- “The Lord of the Rings: Aragorn’s Quest” Game Trailer
- Welcome to Middle-earth: Houghton Mifflin In-Store Special
- Quest for the Ring: FOX TV Special
- A Passage to Middle-earth: SCI-FI Channel Special
- Finding Hobbiton
- Hobbiton Comes Alive
- Believing the World of Bree
- Ringwraiths: The Fallen Kings
- Rivendell: The Elven Refuge
- Languages of Middle-earth
- Two Wizards
- Music of Middle-earth
- Elijah Wood
- Viggo Mortensen
- Orlando Bloom
- Cate Blanchett
- Liv Tyler
- Ian McKellen
- Weathertop: The Windy Hill
TV Spots: MTV, Fellowship, Top Ten/AFI, Phenomenon
- Academy Nomination
A marvellously sympathetic yet spectacularly cinematic treatment of the first part of Tolkien’s trilogy, Peter Jackson’s The Lord of the Rings: The Fellowship of the Ring is the film that finally showed how extraordinary digital effects could be used to support story and characters, not simply overwhelm them. Both long-time fantasy fans and newcomers alike were simultaneously amazed, astonished and left agog for parts two and three.
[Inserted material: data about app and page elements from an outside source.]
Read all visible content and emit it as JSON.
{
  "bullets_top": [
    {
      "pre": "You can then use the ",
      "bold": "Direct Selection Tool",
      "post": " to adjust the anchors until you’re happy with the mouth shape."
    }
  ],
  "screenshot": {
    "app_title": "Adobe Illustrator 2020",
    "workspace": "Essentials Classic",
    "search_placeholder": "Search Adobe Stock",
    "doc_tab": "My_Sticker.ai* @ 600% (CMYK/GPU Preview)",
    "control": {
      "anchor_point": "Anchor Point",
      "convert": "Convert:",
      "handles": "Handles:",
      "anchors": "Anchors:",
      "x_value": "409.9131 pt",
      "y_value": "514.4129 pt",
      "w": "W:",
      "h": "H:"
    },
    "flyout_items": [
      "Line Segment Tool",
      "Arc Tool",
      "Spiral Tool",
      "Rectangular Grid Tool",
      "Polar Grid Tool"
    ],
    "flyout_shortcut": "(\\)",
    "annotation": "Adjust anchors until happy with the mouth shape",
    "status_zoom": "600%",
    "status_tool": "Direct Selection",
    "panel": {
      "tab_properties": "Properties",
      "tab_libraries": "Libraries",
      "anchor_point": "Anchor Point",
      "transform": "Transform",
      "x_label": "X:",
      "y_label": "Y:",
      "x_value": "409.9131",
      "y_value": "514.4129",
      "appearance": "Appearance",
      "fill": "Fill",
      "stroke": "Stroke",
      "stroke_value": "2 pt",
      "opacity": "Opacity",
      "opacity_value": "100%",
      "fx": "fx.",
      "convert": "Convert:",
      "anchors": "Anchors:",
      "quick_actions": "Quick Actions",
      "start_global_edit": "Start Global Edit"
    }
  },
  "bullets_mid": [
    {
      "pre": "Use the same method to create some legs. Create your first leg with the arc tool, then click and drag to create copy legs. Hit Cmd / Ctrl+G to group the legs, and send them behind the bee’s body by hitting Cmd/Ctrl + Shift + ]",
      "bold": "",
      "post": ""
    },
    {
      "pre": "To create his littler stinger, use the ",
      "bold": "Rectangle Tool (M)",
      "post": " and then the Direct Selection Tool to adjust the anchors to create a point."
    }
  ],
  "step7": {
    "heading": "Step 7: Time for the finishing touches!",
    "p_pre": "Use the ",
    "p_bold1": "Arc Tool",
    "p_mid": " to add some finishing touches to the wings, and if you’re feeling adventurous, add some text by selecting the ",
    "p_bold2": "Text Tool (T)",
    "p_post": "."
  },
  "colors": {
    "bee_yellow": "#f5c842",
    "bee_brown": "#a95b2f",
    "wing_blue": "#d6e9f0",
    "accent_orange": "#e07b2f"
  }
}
Jackson’s abiding love for the source material comes across in the wealth of incidental detail (the stone trolls from The Hobbit, Bilbo’s hand-drawn maps); and even when he deviates from the book he does so for sound dramatic reasons (the interminable Tom Bombadil interlude is deleted; Arwen not Glorfindel rescues Frodo at the ford). New Zealand stands in wonderfully for Middle-Earth and his cast are almost ideal, headed by Elijah Wood as a suitably naïve Frodo, though one with plenty of iron resolve, and Ian McKellen as an avuncular-yet-grimly determined Gandalf. The set-piece battle sequences have both an epic grandeur and a visceral, bloody immediacy: the Orcs, and Saruman’s Uruk-Hai in particular, are no mere cannon-fodder, but tough and terrifying adversaries. Tolkien’s legacy could hardly have been better served.
On the DVD: The Lord of the Rings: The Fellowship of the Ring two-disc set presents the original theatrical release (approx 171 minutes) on the first disc with a vivid Dolby 5.1 soundtrack and a simply splendid anamorphic print that allows even the darkest recesses of Moria to be glimpsed. The second disc contains 15 short behind-the-scenes pieces originally seen on the official Web site plus three substantial featurettes. The Houghton Mifflin “Welcome to Middle-Earth” is a 16-minute first look at the transition from page to screen, most interesting for its treasurable interview with Tolkien’s original publisher Rayner Unwin. “Quest for the Ring” is a pretty standard 20-minute Fox TV special with lots of cast and crew interviews. Better is the Sci-Fi Channel’s “A Passage to Middle-Earth”, a 40-minute special that goes into a lot more detail about many aspects of the production and how the creative team conceived the film’s look.
Most mouth-watering for fans who just can’t wait is a 10-minute Two Towers preview, in which Peter Jackson personally tantalises us with behind-the-scenes glimpses of Gollum and Helm’s Deep, plus a tasty three-minute teaser for the four-disc Fellowship special edition. Rounding out a good package are trailers, Enya’s “May It Be” video and a Two Towers video game preview.–Mark Walker